Ukrainian authorities have faced major problems, despite promises given in a fit of temper during the “orange revolution.” The cabinet seems to be helpless in fighting corruption and guaranteeing fair judiciary.
A man briefly set his clothing on fire and several others threatened self-immolation Friday during an anti-corruption protest outside Ukraine's parliament.
Yury Dyashchenko, 50, set his shirt ablaze, but then quickly took it off and put out the fire, leaving his hair slightly singed. Police, who brought reinforcements along with two ambulances, had tried to negotiate with the group earlier but backed off after another man doused himself with gasoline, reports the AP.
The protesters accused President Viktor Yushchenko and his new government of failing to fulfill pledges to crack down on rampant corruption among state authorities.
Dyashchenko, a lawyer from eastern Ukraine, accused a local mayor of stealing his company in early 1990s. He said all his attempts to reclaim his property in the court have failed because of corruption. "Everything is corrupted and with new people in power it turned from bad to worse," he said.
Another man, Viktor Lavrynych, 42, said that "the courts are violating the laws in most of Ukraine.
"I supported Yushchenko but nothing has been changed," he said. Yushchenko came to power promising fight corruption and end the favoritism and cronyism that tainted the 10-year rule of his predecessor Leonid Kuchma.
The protest action started on May, 16. The protesters organized a tent township in front of the Ukrainian parliament.
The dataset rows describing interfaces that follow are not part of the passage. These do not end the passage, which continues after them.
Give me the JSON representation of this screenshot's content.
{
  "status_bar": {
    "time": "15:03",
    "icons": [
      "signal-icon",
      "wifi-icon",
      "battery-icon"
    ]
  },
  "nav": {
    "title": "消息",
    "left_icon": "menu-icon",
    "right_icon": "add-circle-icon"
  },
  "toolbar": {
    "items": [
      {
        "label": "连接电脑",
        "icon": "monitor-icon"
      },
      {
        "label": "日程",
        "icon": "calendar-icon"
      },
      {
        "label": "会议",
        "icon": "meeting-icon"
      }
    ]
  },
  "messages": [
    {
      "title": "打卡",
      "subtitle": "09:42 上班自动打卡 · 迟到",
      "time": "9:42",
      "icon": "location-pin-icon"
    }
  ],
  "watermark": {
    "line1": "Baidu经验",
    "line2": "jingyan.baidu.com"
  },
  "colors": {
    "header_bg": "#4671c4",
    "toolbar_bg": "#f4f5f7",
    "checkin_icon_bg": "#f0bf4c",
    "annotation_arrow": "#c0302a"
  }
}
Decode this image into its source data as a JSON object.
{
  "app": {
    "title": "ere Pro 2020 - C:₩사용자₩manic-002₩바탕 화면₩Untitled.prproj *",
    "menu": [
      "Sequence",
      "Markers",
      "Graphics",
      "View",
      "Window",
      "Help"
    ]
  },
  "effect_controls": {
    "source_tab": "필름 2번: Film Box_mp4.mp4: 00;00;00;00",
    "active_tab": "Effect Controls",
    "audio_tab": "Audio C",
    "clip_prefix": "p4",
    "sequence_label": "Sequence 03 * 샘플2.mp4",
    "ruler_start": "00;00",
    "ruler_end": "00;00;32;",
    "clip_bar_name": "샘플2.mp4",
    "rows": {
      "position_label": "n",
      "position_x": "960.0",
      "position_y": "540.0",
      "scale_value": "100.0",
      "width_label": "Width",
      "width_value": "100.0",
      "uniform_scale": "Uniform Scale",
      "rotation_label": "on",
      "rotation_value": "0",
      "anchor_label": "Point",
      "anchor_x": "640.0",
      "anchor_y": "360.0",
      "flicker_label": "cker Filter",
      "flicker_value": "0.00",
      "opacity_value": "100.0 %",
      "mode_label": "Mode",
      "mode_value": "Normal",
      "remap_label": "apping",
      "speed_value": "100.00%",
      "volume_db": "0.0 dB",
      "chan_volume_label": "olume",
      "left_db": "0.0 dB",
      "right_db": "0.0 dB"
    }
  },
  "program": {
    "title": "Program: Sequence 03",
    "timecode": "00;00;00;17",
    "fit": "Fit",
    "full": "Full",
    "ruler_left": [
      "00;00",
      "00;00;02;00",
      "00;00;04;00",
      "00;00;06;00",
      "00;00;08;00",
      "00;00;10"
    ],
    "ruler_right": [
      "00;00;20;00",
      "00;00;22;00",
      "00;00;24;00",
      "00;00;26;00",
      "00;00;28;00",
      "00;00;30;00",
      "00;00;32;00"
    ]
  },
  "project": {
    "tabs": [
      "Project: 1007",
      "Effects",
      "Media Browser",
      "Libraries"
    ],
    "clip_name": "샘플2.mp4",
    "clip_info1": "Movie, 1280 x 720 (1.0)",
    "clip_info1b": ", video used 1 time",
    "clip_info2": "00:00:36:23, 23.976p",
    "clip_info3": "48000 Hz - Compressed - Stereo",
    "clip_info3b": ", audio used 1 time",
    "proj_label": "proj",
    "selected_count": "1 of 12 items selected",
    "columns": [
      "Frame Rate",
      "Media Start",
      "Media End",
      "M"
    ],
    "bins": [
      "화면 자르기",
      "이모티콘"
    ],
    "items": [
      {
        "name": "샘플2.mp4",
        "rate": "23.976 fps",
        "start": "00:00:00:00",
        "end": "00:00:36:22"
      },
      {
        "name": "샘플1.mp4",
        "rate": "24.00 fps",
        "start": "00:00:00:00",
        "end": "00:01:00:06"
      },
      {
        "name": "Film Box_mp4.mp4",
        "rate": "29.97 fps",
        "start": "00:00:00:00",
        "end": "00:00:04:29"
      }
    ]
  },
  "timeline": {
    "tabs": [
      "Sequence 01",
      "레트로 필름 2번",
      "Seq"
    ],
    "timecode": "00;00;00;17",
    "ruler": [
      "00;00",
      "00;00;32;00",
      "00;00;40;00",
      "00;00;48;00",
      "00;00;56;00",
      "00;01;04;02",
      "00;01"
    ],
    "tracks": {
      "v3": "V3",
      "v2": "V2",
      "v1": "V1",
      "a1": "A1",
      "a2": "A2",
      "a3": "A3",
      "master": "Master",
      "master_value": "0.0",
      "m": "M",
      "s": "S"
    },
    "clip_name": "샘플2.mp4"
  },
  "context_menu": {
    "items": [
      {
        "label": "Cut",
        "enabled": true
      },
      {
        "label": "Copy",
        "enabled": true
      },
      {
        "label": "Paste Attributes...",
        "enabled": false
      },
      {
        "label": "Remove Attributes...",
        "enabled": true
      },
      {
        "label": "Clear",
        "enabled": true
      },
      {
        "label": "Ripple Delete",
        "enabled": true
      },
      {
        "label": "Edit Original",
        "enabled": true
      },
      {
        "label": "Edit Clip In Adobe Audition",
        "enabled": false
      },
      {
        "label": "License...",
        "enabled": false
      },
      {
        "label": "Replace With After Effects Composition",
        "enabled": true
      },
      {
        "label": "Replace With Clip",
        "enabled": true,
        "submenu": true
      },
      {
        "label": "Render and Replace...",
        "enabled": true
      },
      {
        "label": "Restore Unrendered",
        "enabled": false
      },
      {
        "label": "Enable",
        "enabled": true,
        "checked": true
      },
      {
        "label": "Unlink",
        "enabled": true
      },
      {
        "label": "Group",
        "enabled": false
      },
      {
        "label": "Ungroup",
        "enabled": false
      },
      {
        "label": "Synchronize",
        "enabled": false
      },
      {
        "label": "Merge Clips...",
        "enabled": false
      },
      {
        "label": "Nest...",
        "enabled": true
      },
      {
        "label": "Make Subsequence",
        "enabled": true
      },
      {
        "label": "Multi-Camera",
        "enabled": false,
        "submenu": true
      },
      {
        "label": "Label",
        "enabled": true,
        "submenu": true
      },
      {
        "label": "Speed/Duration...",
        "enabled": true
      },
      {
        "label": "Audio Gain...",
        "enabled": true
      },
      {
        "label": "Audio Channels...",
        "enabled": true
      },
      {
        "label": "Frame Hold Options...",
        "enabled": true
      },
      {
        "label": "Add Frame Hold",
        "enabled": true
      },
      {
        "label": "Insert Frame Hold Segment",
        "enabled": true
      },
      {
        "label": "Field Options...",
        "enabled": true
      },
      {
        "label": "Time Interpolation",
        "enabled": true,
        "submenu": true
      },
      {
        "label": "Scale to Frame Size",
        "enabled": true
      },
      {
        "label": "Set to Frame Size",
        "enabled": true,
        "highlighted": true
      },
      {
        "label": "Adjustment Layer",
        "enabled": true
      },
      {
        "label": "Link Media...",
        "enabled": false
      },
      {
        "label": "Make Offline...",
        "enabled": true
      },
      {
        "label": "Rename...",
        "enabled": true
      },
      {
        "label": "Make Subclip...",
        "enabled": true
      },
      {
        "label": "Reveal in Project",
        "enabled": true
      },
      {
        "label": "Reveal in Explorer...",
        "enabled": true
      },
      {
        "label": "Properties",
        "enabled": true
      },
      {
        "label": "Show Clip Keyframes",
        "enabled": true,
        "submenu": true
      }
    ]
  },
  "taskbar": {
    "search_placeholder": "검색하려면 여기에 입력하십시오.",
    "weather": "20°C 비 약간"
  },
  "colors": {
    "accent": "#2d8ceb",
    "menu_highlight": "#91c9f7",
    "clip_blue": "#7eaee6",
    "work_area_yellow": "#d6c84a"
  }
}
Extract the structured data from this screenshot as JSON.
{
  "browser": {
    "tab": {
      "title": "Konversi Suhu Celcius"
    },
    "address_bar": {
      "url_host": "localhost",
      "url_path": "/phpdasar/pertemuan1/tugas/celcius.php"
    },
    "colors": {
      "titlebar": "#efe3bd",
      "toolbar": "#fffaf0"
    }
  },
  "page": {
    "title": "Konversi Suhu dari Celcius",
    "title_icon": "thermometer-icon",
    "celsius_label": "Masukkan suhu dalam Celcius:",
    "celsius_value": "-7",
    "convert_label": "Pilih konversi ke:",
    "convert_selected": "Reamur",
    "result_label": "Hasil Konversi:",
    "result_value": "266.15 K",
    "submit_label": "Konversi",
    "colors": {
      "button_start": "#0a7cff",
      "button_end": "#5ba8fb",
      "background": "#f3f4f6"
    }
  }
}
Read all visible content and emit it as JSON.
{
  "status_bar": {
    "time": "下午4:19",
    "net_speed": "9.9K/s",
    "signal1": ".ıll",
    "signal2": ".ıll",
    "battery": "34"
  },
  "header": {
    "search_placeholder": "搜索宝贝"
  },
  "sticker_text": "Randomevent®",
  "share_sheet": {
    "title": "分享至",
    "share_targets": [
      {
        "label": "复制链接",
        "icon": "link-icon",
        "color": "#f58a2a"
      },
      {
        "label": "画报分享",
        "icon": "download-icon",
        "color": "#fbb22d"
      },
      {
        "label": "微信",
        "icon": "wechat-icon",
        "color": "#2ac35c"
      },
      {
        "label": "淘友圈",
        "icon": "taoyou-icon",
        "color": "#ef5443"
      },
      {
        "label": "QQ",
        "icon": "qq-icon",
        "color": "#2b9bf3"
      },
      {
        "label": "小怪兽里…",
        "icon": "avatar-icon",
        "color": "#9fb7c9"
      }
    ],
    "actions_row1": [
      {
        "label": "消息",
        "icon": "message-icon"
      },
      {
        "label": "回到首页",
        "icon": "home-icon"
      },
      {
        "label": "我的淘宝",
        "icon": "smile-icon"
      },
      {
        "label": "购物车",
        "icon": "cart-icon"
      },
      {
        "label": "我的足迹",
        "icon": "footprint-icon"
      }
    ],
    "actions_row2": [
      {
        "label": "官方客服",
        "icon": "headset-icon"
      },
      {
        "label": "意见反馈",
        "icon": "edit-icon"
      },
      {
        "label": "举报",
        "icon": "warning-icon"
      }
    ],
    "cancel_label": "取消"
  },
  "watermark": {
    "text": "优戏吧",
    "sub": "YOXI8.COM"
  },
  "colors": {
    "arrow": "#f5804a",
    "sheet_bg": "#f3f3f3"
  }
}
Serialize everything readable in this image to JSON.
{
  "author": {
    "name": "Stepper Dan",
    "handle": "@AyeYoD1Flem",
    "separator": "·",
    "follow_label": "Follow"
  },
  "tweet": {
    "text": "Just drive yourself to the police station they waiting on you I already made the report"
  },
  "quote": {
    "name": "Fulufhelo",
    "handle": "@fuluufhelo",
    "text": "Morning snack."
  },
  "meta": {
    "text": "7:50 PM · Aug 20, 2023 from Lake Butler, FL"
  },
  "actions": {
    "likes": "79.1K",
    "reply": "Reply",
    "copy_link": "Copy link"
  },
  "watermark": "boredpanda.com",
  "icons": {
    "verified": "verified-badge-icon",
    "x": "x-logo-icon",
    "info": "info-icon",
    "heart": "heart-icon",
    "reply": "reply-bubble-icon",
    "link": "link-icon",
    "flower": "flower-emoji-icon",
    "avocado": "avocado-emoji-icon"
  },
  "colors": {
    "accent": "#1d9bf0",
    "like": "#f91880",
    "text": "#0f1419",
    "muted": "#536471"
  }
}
None of the parliament members came to discuss the situation with the protesters, the leader of the human rights movement against corrupt justice, Nikolay Gubenko said, reports Pravda.Ru in Russian. Several days ago President Viktor Yushchenko met with the protesters and promised to help, but nothing has been done yet, says Gubenko.
Nearly every day there is some retired American military General on the news doing an interview about the Ukrainians “taking back” Crimea or “pushing out” the Russians or claiming 1991 borders “must be respected” for the dispute to end